Yet as the doomed middle class continues their downward spiral, do they look toward the economically privileged segments of our society as the cause of the economic plight? No, because they blame downward.
Job loss is attributed to scapegoating (i.e., affirmative action and undocumented immigrants stealing “our” jobs are the culprits du jour) who are offered up as sacrifices to the gods of capitalism, redeeming the privileged of their sin of hoarding.
No wonder the words of the prophet Jeremiah are ignored by “Christian” capitalists today, “Woe to the one who builds their palace by unrighteousness, their upper rooms by injustice, making their compatriots work for nothing, not paying them for their labor.”
To make matters worse, we have moved away from any resemblance of true capitalism as this present economic crises continues the strategy of socializing losses while privatizing profits. The sight of corporate leaders of the automotive industries sitting before Congress asking for a bailout best demonstrates this point.
Their bailout, through the use of taxpayers’ funds, spreads corporate losses among all of us. Yet to suggest that any profits they might eventually make also be spread among the taxpayers would raise accusations of communism. Why is socialism acceptable when we talk about bailouts but not profits?
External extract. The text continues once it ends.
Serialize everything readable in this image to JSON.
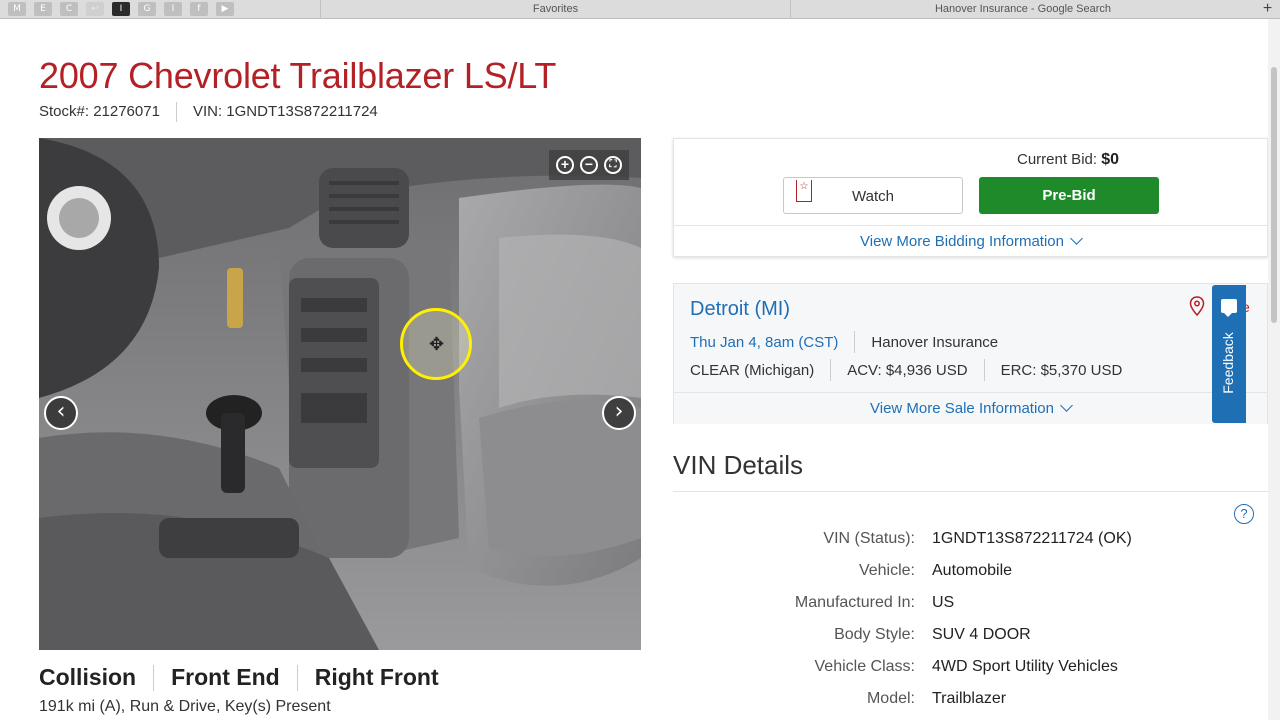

It is inconceivable for me to understand how any minister who reads the biblical text, specifically the message of the prophets to assist society’s most vulnerable members (the widow, the orphan, the alien), can choose to make a preferential option for the rich by accepting another’s suffering as necessary for the general good. But I must be patient. For you see, I too once fused and confused fancy abstract economic theories with religiosity to justify my own privilege.
For 13 years I ran a real-estate company of 100 agents. I founded it when I was 19. I paid the minimum wage to my seven-year secretary while company earnings soared to six figures.
I shook my head in disbelief when she used her 18-percent-interest-rate credit card to pay for her son’s medical bills (I refused to provide health care).
Supply and demand justified my stealing of her labor, based on the fact that desperate and plentiful replacements gratefully sought the chance to catch scraps from my bountiful table.
May the Lord forgive the sins of my youth, for even though I was a deacon at my Baptist church, it wasn’t until I made a preferential option to be in solidarity with the poor that I found my own salvation. My penitence is to fight for economic justice for those who lack voice.
Please join me in the call for a living wage, even in these difficult economic times, so that the words of Jesus could be fulfilled, “The worker is worth their keep (Mt 10:10).”